Despite immense efforts, the mechanisms underlying Alzheimer?s disease (AD) are not well understood. Exploiting transgenic mouse models of AD as well as cell culture models, which we established in the current funding period, we now propose a collaborative effort built on two interrelated directions, each designed to uncover the molecular mechanisms allowing alpha-synuclein to influence AD pathology and AD-associated synaptic and cognitive deficits. We will first test whether temporal regulation of SNCA, the gene encoding alpha- synuclein (?Syn), in adult mice attenuates central components of the phenotype of AD mouse models. We will test the hypotheses that ?Syn stalls the conversion of prefibrillar amyloid-? (A?) assemblies into fibrils thereby exacerbating synaptic injury. If successful, these studies will define the role of ?Syn as an important modulator of AD pathology and AD-associated deficits and will establish a proof-of-principle to support testing therapeutic strategies that target ?Syn in the context of AD.

Public Health Relevance

A central question in Alzheimer?s disease (AD) is how synapse loss occurs and whether (and if so, how) synaptic and memory loss can be attenuated or halted. This effort seeks to uncover how alpha-synuclein contributes to A? pathology and A?-induced defects, and whether transient reduction of the SNCA gene encoding for ?Syn alleviates synaptic and cognitive deficits in mice.

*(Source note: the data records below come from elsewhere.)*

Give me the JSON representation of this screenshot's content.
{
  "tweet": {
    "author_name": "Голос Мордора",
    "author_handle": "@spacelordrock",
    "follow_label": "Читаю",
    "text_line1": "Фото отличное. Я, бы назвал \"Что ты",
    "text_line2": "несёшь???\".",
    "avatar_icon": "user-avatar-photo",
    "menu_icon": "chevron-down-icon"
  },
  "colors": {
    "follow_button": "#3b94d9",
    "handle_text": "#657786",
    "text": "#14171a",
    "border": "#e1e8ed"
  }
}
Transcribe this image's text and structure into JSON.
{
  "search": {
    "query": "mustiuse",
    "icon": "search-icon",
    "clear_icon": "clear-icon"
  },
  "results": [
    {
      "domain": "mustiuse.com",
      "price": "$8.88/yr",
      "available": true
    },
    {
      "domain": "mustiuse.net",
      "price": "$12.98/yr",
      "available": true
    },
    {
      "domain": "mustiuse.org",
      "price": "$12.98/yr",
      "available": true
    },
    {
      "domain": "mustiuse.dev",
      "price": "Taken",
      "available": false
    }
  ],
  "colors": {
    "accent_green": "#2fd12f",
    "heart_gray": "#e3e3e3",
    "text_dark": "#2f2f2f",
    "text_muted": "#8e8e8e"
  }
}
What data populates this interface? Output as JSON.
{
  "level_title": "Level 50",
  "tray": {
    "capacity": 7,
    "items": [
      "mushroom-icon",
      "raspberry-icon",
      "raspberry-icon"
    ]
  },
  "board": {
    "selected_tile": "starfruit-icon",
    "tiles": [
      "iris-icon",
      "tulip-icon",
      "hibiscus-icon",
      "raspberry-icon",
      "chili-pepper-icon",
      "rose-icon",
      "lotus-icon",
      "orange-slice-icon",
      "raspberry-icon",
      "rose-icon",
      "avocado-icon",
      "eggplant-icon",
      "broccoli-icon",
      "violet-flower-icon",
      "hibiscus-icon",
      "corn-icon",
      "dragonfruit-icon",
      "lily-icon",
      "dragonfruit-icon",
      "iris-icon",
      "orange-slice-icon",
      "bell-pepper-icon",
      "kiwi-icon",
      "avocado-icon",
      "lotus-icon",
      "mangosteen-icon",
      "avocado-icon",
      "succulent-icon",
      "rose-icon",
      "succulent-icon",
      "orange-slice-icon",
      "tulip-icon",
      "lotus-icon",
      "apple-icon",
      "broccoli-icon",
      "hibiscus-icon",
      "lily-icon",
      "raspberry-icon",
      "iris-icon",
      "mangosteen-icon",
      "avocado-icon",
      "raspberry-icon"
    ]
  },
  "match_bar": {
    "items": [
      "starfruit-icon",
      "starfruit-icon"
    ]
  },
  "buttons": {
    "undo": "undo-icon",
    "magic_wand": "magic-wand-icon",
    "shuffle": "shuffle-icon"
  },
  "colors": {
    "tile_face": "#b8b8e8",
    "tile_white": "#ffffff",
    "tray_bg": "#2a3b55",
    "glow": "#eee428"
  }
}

Agency
National Institute of Health (NIH)
Institute
National Institute on Aging (NIA)
Type
Multi-Year Funded Research Project Grant (RF1)
Project #
2RF1AG044342-06A1
Application #
9827260
Study Section
Cell Death in Neurodegeneration Study Section (CDIN)
Program Officer
Yang, Austin Jyan-Yu
Project Start
2014-09-15
Project End
2024-04-30
Budget Start
2019-08-15
Budget End
2020-04-30
Support Year
6
Fiscal Year
2019
Total Cost
Indirect Cost
Name
University of Minnesota Twin Cities
Department
Neurosciences
Type
Schools of Medicine
DUNS #
555917996
City
Minneapolis
State
MN
Country
United States
Zip Code
55455